### DATA FOR THIS EXERCISE ###
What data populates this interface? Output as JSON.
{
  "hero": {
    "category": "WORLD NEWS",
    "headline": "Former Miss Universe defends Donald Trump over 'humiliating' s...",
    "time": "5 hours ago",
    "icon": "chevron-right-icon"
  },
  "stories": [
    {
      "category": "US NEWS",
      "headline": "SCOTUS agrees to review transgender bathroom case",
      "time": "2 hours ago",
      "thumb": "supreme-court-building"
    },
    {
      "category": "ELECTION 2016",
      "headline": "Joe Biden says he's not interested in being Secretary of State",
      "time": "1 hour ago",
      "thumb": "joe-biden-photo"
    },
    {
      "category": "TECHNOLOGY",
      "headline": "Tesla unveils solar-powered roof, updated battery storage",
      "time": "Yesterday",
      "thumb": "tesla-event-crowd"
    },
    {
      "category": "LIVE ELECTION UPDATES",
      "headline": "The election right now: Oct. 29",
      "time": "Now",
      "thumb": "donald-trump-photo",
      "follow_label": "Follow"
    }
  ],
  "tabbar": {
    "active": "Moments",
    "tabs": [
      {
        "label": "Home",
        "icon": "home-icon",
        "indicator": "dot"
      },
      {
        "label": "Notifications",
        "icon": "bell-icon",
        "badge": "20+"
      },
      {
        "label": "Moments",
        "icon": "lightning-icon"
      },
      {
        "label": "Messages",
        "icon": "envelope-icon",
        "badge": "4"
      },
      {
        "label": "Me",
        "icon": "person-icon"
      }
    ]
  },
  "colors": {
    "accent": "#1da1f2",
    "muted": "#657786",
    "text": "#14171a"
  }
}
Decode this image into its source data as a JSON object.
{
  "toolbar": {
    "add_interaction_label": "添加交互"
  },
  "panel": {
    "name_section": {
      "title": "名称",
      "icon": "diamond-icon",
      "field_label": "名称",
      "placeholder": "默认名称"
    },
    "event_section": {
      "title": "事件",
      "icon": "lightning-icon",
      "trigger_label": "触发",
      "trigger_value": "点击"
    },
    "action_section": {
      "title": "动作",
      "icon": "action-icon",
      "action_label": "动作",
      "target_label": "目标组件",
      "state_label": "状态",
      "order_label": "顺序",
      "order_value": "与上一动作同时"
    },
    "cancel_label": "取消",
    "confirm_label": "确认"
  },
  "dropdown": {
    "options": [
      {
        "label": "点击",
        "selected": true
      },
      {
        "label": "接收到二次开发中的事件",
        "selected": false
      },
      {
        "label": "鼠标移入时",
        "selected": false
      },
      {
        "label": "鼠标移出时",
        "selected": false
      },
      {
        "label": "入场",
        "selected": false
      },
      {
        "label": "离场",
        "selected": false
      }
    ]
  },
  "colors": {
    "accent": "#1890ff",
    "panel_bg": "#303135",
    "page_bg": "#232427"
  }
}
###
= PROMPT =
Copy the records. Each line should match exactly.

= SOLVED PROBLEM =
What data populates this interface? Output as JSON.
{
  "hero": {
    "category": "WORLD NEWS",
    "headline": "Former Miss Universe defends Donald Trump over 'humiliating' s...",
    "time": "5 hours ago",
    "icon": "chevron-right-icon"
  },
  "stories": [
    {
      "category": "US NEWS",
      "headline": "SCOTUS agrees to review transgender bathroom case",
      "time": "2 hours ago",
      "thumb": "supreme-court-building"
    },
    {
      "category": "ELECTION 2016",
      "headline": "Joe Biden says he's not interested in being Secretary of State",
      "time": "1 hour ago",
      "thumb": "joe-biden-photo"
    },
    {
      "category": "TECHNOLOGY",
      "headline": "Tesla unveils solar-powered roof, updated battery storage",
      "time": "Yesterday",
      "thumb": "tesla-event-crowd"
    },
    {
      "category": "LIVE ELECTION UPDATES",
      "headline": "The election right now: Oct. 29",
      "time": "Now",
      "thumb": "donald-trump-photo",
      "follow_label": "Follow"
    }
  ],
  "tabbar": {
    "active": "Moments",
    "tabs": [
      {
        "label": "Home",
        "icon": "home-icon",
        "indicator": "dot"
      },
      {
        "label": "Notifications",
        "icon": "bell-icon",
        "badge": "20+"
      },
      {
        "label": "Moments",
        "icon": "lightning-icon"
      },
      {
        "label": "Messages",
        "icon": "envelope-icon",
        "badge": "4"
      },
      {
        "label": "Me",
        "icon": "person-icon"
      }
    ]
  },
  "colors": {
    "accent": "#1da1f2",
    "muted": "#657786",
    "text": "#14171a"
  }
}
Decode this image into its source data as a JSON object.
{
  "toolbar": {
    "add_interaction_label": "添加交互"
  },
  "panel": {
    "name_section": {
      "title": "名称",
      "icon": "diamond-icon",
      "field_label": "名称",
      "placeholder": "默认名称"
    },
    "event_section": {
      "title": "事件",
      "icon": "lightning-icon",
      "trigger_label": "触发",
      "trigger_value": "点击"
    },
    "action_section": {
      "title": "动作",
      "icon": "action-icon",
      "action_label": "动作",
      "target_label": "目标组件",
      "state_label": "状态",
      "order_label": "顺序",
      "order_value": "与上一动作同时"
    },
    "cancel_label": "取消",
    "confirm_label": "确认"
  },
  "dropdown": {
    "options": [
      {
        "label": "点击",
        "selected": true
      },
      {
        "label": "接收到二次开发中的事件",
        "selected": false
      },
      {
        "label": "鼠标移入时",
        "selected": false
      },
      {
        "label": "鼠标移出时",
        "selected": false
      },
      {
        "label": "入场",
        "selected": false
      },
      {
        "label": "离场",
        "selected": false
      }
    ]
  },
  "colors": {
    "accent": "#1890ff",
    "panel_bg": "#303135",
    "page_bg": "#232427"
  }
}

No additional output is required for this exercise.